Prompt
Exact repetition of every record is required.
*** Given records Section Begins ***
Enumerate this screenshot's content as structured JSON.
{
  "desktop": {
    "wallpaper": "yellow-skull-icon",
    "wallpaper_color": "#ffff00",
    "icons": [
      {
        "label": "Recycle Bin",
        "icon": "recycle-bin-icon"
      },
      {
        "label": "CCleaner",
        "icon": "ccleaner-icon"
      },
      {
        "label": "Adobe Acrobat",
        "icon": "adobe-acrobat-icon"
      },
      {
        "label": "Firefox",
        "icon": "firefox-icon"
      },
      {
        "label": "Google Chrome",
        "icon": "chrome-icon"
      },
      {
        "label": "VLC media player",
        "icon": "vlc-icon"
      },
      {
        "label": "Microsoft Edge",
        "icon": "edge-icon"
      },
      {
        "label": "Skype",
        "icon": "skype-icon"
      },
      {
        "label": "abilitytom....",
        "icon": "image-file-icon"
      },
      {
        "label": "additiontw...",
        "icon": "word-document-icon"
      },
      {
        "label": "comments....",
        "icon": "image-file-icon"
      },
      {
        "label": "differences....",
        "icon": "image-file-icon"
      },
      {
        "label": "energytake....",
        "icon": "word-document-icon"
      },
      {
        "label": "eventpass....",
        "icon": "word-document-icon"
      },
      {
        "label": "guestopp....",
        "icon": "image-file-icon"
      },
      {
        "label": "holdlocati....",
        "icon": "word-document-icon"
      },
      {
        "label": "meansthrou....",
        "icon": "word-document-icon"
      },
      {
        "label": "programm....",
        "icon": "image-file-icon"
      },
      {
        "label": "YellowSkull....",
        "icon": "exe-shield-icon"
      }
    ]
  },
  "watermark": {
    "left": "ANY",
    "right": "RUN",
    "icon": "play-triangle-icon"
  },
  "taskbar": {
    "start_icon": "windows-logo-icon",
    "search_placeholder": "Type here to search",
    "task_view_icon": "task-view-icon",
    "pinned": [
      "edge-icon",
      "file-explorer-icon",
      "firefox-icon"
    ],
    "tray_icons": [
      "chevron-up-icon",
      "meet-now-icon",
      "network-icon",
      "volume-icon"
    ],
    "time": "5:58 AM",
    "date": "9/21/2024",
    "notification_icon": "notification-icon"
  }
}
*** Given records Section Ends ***
Response box
Enumerate this screenshot's content as structured JSON.
{
  "desktop": {
    "wallpaper": "yellow-skull-icon",
    "wallpaper_color": "#ffff00",
    "icons": [
      {
        "label": "Recycle Bin",
        "icon": "recycle-bin-icon"
      },
      {
        "label": "CCleaner",
        "icon": "ccleaner-icon"
      },
      {
        "label": "Adobe Acrobat",
        "icon": "adobe-acrobat-icon"
      },
      {
        "label": "Firefox",
        "icon": "firefox-icon"
      },
      {
        "label": "Google Chrome",
        "icon": "chrome-icon"
      },
      {
        "label": "VLC media player",
        "icon": "vlc-icon"
      },
      {
        "label": "Microsoft Edge",
        "icon": "edge-icon"
      },
      {
        "label": "Skype",
        "icon": "skype-icon"
      },
      {
        "label": "abilitytom....",
        "icon": "image-file-icon"
      },
      {
        "label": "additiontw...",
        "icon": "word-document-icon"
      },
      {
        "label": "comments....",
        "icon": "image-file-icon"
      },
      {
        "label": "differences....",
        "icon": "image-file-icon"
      },
      {
        "label": "energytake....",
        "icon": "word-document-icon"
      },
      {
        "label": "eventpass....",
        "icon": "word-document-icon"
      },
      {
        "label": "guestopp....",
        "icon": "image-file-icon"
      },
      {
        "label": "holdlocati....",
        "icon": "word-document-icon"
      },
      {
        "label": "meansthrou....",
        "icon": "word-document-icon"
      },
      {
        "label": "programm....",
        "icon": "image-file-icon"
      },
      {
        "label": "YellowSkull....",
        "icon": "exe-shield-icon"
      }
    ]
  },
  "watermark": {
    "left": "ANY",
    "right": "RUN",
    "icon": "play-triangle-icon"
  },
  "taskbar": {
    "start_icon": "windows-logo-icon",
    "search_placeholder": "Type here to search",
    "task_view_icon": "task-view-icon",
    "pinned": [
      "edge-icon",
      "file-explorer-icon",
      "firefox-icon"
    ],
    "tray_icons": [
      "chevron-up-icon",
      "meet-now-icon",
      "network-icon",
      "volume-icon"
    ],
    "time": "5:58 AM",
    "date": "9/21/2024",
    "notification_icon": "notification-icon"
  }
}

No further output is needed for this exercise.